Of the 2,219 North American products surveyed, over 98% committed at least one of the previously identified Six Sins of Greenwashing and a new Seventh Sin emerged. Read the full report here.

The following are the highlights of the 2009 Seven Sins of Greenwashing research:
The emergence of a seventh Sin – the ‘Sin of Worshiping False Labels’. Some marketers are exploiting consumers’ demand for third-party certification by creating fake labels or false suggestions of third-party endorsement. This development is serious enough to warrant its own category - hence the seventh Sin.

More products are making environmental claims. The total number of ‘green’ products increased by an average of 79% (a range between 40% and 176%) in stores that were visited in both 2007 and 2008. (In a related TerraChoice study, the rate of green advertising was found to have almost tripled since 2006.)

Greenwashing is still rampant, with more than 98% of ‘green’ products committing at least one of the Sins. Compared to the 2007 study, there appears to be a small decline in the frequency of greenwashing, but it is not statistically significant. Of 2,219 products making green claims in the United States and Canada, only 25 products were found to be Sin-free.

Eco-labeling is on the rise. Legitimate eco-labeling is nearly twice as common as it was last year, increasing from 13.7% to 23.4% on all ‘green’ products in the report.

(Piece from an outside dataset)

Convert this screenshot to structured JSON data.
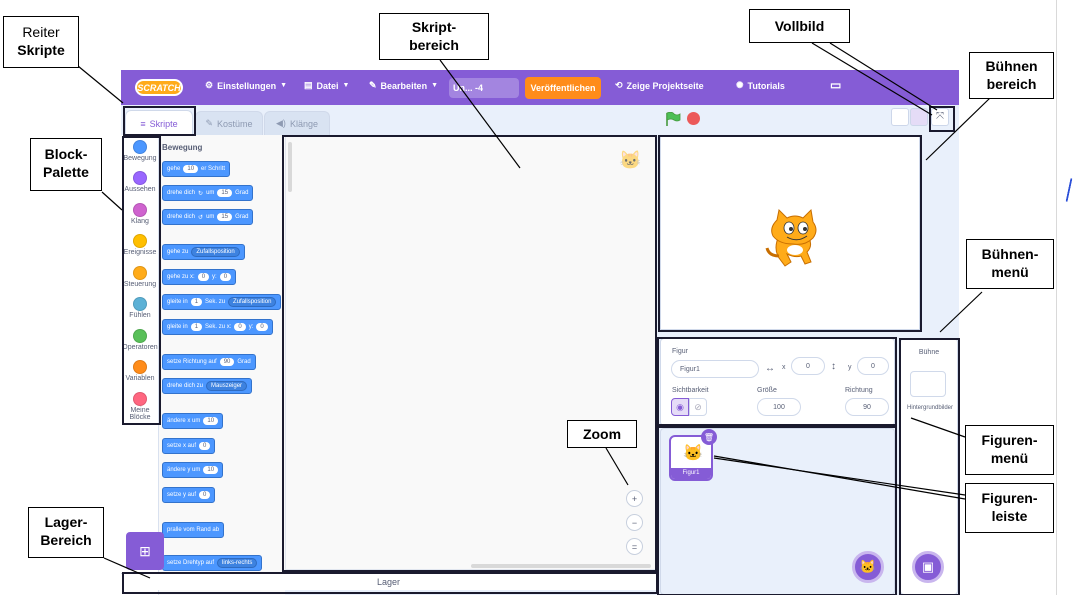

Kids (toys and baby products), cosmetics and cleaning products are three categories in which green claims – and greenwashing – are most common. These products, among the most common products in most households, deserve particular scrutiny from consumers.

Greenwashing is an international challenge, with very similar patterns in the United States, Canada, the United Kingdom, and Australia. The most significant differences between these countries are the environmental issues associated with the claims made on products. Water conservation was more common in Australia for example, and recyclability in the United States.

No comments:

Related Posts Plugin for WordPress, Blogger...